TASK BRIEF>
Going through the material underneath, give only the number of lines that contain "Voting".

SOURCE DATA>
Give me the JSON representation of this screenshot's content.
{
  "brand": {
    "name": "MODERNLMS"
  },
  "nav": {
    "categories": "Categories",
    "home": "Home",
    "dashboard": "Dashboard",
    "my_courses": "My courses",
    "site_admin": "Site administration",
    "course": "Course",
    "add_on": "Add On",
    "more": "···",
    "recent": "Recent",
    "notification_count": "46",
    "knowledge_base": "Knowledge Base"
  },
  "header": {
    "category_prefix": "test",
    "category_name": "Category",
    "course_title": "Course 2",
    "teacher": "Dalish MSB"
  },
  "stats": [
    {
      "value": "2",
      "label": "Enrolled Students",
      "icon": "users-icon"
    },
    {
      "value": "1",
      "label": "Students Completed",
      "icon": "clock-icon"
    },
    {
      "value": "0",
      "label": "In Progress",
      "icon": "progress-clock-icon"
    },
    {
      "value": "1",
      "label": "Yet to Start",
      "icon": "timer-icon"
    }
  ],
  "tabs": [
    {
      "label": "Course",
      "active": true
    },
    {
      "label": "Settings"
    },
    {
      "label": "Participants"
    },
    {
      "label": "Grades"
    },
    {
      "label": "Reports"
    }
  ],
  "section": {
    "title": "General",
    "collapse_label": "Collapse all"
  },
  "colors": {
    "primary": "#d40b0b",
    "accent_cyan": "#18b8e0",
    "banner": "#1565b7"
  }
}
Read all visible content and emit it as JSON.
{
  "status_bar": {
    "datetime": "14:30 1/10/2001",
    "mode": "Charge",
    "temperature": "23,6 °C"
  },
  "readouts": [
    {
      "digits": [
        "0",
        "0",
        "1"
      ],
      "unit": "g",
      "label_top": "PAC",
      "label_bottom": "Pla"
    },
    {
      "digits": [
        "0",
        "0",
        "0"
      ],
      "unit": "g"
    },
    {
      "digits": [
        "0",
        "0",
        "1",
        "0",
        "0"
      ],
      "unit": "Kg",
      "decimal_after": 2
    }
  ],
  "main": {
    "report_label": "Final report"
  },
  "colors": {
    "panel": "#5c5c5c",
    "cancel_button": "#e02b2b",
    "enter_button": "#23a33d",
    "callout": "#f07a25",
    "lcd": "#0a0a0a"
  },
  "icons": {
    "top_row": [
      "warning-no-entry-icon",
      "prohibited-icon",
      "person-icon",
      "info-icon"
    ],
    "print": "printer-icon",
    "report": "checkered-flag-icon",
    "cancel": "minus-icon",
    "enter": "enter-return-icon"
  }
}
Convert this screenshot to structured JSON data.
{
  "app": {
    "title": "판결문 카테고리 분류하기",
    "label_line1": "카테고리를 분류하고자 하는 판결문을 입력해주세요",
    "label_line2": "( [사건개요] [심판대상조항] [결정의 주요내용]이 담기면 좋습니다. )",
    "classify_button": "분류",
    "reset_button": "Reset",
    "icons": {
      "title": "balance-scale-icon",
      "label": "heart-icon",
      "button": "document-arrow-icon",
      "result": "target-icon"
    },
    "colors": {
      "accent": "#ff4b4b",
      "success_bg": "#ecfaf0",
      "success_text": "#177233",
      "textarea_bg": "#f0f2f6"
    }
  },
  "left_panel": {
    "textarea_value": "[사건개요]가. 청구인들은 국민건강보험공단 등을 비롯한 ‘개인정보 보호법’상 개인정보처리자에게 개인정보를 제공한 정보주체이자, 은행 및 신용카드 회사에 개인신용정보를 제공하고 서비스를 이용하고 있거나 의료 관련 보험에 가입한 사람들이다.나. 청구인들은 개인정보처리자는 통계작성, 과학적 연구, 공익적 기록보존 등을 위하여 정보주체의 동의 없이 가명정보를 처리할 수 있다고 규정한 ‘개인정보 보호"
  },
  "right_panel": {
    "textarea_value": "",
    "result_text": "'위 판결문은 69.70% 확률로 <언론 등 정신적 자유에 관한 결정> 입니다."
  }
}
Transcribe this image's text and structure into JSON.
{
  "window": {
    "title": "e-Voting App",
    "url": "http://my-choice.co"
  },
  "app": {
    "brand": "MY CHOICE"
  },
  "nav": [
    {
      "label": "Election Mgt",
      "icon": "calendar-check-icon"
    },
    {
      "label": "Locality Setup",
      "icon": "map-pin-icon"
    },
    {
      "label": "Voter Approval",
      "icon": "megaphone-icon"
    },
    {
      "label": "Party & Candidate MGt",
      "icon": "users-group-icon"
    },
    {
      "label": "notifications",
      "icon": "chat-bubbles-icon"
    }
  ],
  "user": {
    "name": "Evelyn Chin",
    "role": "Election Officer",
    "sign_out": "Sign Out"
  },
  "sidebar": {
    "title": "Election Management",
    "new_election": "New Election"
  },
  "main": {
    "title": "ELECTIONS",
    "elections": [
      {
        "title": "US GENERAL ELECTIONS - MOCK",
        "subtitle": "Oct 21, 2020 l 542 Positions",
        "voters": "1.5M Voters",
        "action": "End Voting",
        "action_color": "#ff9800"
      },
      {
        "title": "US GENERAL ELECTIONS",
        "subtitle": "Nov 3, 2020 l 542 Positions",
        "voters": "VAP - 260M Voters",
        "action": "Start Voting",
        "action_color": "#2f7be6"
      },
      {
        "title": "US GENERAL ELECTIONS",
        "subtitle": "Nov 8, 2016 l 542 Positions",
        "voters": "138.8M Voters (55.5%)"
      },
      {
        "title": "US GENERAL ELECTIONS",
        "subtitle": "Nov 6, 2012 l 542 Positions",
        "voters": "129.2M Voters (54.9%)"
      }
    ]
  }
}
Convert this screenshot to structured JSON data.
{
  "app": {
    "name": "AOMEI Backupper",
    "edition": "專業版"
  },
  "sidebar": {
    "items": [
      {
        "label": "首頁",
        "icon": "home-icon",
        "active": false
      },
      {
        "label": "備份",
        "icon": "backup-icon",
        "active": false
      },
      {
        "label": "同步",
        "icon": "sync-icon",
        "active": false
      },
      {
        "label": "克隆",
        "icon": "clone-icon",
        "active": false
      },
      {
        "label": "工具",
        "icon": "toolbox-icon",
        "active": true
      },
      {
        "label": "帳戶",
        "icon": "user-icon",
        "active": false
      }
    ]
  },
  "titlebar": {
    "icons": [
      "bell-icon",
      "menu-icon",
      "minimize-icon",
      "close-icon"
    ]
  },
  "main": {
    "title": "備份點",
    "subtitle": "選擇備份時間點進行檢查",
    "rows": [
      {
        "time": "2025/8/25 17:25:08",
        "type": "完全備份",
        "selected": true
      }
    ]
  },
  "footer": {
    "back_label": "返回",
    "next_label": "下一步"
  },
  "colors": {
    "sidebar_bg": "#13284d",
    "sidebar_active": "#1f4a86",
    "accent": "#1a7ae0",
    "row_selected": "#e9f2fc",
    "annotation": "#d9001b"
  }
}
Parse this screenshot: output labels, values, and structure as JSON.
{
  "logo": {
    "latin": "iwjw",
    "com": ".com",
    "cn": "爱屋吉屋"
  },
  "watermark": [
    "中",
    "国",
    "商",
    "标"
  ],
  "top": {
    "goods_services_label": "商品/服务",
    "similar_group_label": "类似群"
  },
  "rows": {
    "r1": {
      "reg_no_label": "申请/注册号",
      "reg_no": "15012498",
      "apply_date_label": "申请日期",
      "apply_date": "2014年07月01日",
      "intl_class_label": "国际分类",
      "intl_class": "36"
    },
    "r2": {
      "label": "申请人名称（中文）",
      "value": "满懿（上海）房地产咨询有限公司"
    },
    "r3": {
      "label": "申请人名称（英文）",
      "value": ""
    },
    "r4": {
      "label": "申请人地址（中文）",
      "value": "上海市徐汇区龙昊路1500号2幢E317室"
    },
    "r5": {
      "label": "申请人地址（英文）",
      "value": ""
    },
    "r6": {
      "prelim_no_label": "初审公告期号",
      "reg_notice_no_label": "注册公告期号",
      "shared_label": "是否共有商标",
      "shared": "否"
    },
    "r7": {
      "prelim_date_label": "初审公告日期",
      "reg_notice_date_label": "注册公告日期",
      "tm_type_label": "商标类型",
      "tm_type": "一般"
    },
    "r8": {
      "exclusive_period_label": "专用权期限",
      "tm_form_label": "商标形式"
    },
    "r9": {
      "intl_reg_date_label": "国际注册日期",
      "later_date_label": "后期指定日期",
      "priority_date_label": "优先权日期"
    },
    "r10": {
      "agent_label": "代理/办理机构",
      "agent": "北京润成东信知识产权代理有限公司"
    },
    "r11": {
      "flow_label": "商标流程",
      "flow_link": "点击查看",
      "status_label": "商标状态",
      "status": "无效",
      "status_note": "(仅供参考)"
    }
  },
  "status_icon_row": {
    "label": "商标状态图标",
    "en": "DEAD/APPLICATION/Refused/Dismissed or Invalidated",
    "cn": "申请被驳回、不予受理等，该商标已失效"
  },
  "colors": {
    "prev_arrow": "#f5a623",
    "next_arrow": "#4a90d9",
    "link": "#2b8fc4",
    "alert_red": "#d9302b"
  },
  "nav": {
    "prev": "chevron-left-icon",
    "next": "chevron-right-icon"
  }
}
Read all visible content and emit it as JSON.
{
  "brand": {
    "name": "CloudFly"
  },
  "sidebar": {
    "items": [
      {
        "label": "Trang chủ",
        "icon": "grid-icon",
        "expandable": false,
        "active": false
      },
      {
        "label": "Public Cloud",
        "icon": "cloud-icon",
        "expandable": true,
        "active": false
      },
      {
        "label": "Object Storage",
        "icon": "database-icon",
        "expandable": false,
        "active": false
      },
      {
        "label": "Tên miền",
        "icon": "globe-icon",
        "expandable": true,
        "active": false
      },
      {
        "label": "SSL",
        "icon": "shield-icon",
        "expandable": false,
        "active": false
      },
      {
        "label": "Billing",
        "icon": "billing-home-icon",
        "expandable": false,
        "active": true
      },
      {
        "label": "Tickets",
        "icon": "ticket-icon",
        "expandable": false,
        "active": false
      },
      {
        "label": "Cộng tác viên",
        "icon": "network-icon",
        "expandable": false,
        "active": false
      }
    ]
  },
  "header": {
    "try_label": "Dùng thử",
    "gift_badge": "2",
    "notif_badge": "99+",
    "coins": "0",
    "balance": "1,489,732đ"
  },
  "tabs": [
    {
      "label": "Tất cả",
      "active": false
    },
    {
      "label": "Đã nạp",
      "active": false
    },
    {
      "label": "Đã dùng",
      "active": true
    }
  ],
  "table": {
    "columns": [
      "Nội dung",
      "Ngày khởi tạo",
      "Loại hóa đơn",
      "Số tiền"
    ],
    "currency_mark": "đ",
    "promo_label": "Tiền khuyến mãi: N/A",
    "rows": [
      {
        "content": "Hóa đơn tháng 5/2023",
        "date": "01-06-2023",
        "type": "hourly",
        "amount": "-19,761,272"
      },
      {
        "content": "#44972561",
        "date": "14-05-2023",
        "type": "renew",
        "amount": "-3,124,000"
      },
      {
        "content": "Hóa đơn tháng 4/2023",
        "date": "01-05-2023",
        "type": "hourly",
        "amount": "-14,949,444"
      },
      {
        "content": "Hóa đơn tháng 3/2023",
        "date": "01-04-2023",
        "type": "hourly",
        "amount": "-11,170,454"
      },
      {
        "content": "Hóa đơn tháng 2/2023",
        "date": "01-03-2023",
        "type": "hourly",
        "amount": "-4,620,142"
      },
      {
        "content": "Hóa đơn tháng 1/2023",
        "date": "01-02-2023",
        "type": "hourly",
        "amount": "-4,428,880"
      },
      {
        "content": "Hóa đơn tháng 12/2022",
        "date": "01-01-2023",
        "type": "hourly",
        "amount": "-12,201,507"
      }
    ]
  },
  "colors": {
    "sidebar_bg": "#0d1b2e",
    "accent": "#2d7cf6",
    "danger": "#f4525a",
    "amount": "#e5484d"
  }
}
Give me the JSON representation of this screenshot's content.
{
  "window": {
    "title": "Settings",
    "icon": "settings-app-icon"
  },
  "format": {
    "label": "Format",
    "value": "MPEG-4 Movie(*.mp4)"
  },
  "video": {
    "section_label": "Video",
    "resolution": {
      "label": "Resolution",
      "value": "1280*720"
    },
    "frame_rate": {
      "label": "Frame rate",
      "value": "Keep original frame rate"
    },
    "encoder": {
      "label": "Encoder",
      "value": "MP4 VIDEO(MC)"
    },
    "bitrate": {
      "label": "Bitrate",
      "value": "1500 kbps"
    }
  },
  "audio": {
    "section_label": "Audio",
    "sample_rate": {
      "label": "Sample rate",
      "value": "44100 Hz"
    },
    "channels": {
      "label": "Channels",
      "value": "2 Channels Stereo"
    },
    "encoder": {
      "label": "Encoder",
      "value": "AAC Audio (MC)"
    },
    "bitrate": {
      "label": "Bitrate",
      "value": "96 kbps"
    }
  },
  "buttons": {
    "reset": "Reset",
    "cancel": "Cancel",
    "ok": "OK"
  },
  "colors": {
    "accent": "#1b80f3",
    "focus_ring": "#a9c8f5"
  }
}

ANSWER AREA>
3